What is needed
Each line in the records below that has the word "Operator" should be copied.

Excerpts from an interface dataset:
[Start of Attachment]
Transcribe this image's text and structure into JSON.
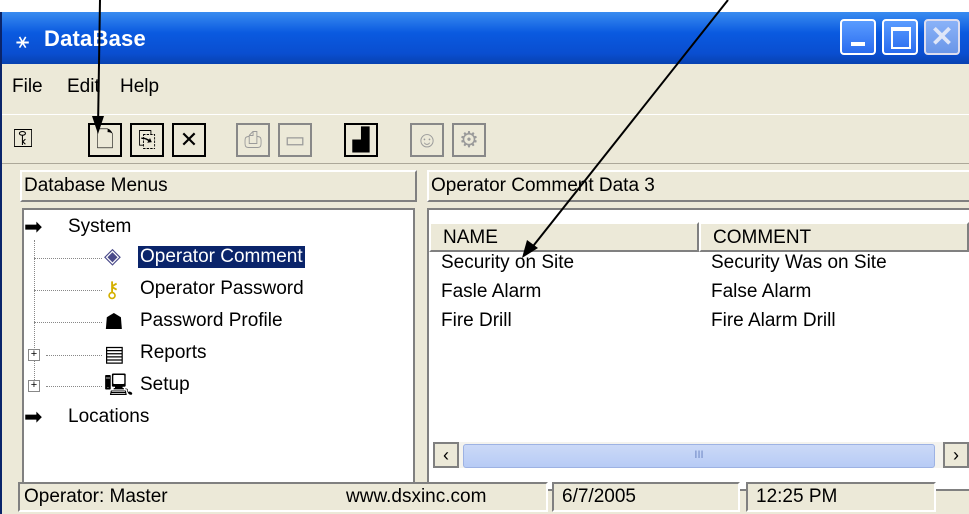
{
  "window": {
    "title": "DataBase",
    "icon": "database-app-icon"
  },
  "menu": [
    "File",
    "Edit",
    "Help"
  ],
  "toolbar": {
    "buttons": [
      {
        "name": "exit-key-icon",
        "glyph": "⚿"
      },
      {
        "name": "new-document-icon",
        "glyph": "🗋"
      },
      {
        "name": "copy-icon",
        "glyph": "⎘"
      },
      {
        "name": "delete-icon",
        "glyph": "✕"
      },
      {
        "name": "print-icon",
        "glyph": "⎙"
      },
      {
        "name": "print-preview-icon",
        "glyph": "▭"
      },
      {
        "name": "chart-icon",
        "glyph": "▟"
      },
      {
        "name": "user-icon",
        "glyph": "☺"
      },
      {
        "name": "user-settings-icon",
        "glyph": "⚙"
      }
    ]
  },
  "left_panel": {
    "header": "Database Menus"
  },
  "tree": {
    "system": "System",
    "operator_comment": "Operator Comment",
    "operator_password": "Operator Password",
    "password_profile": "Password Profile",
    "reports": "Reports",
    "setup": "Setup",
    "locations": "Locations"
  },
  "right_panel": {
    "header": "Operator Comment Data  3"
  },
  "list": {
    "columns": [
      "NAME",
      "COMMENT"
    ],
    "rows": [
      [
        "Security on Site",
        "Security Was on Site"
      ],
      [
        "Fasle Alarm",
        "False Alarm"
      ],
      [
        "Fire Drill",
        "Fire Alarm Drill"
      ]
    ],
    "scroll_thumb": "III"
  },
  "status": {
    "operator": "Operator:  Master",
    "site": "www.dsxinc.com",
    "date": "6/7/2005",
    "time": "12:25 PM"
  }
}
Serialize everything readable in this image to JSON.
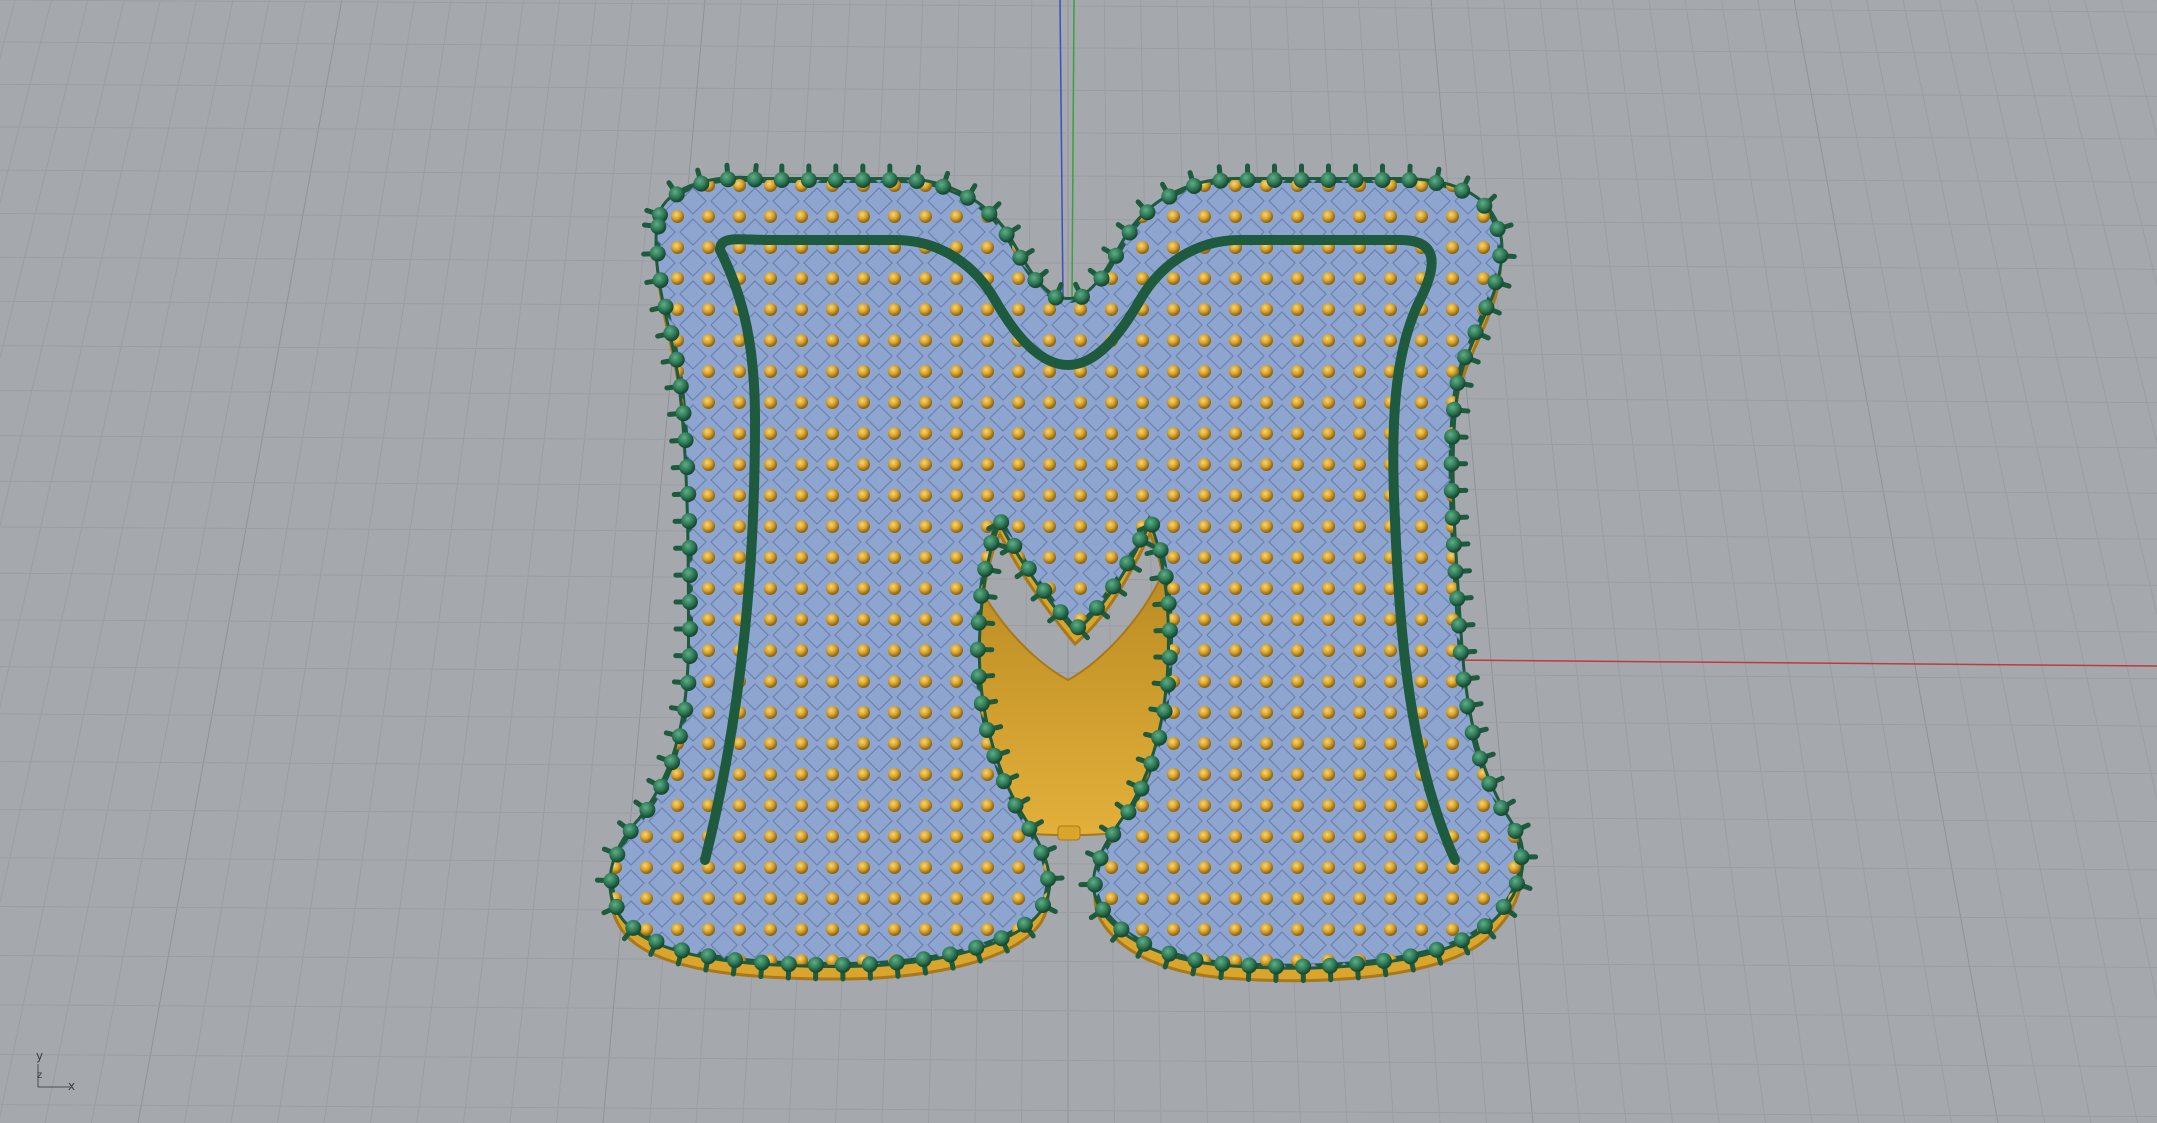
{
  "viewport": {
    "name": "Top",
    "background_color": "#a5a9ad",
    "grid_color": "#9a9ea2",
    "grid_major_color": "#8f9397"
  },
  "world_axes": {
    "x_axis_color": "#c0393b",
    "y_axis_color": "#3aa23a",
    "z_axis_color": "#3b4fc2"
  },
  "model": {
    "letter": "M",
    "colors": {
      "gold": "#d9a52c",
      "gold_dark": "#a8781a",
      "blue": "#8ea5cf",
      "blue_dark": "#6a82b0",
      "green": "#2f7a57",
      "green_dark": "#1d5a3e"
    }
  },
  "axis_widget": {
    "y_label": "y",
    "z_label": "z",
    "x_label": "x"
  }
}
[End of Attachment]
Expected answer
    "operator_comment": "Operator Comment",
    "operator_password": "Operator Password",
    "header": "Operator Comment Data  3"
    "operator": "Operator:  Master",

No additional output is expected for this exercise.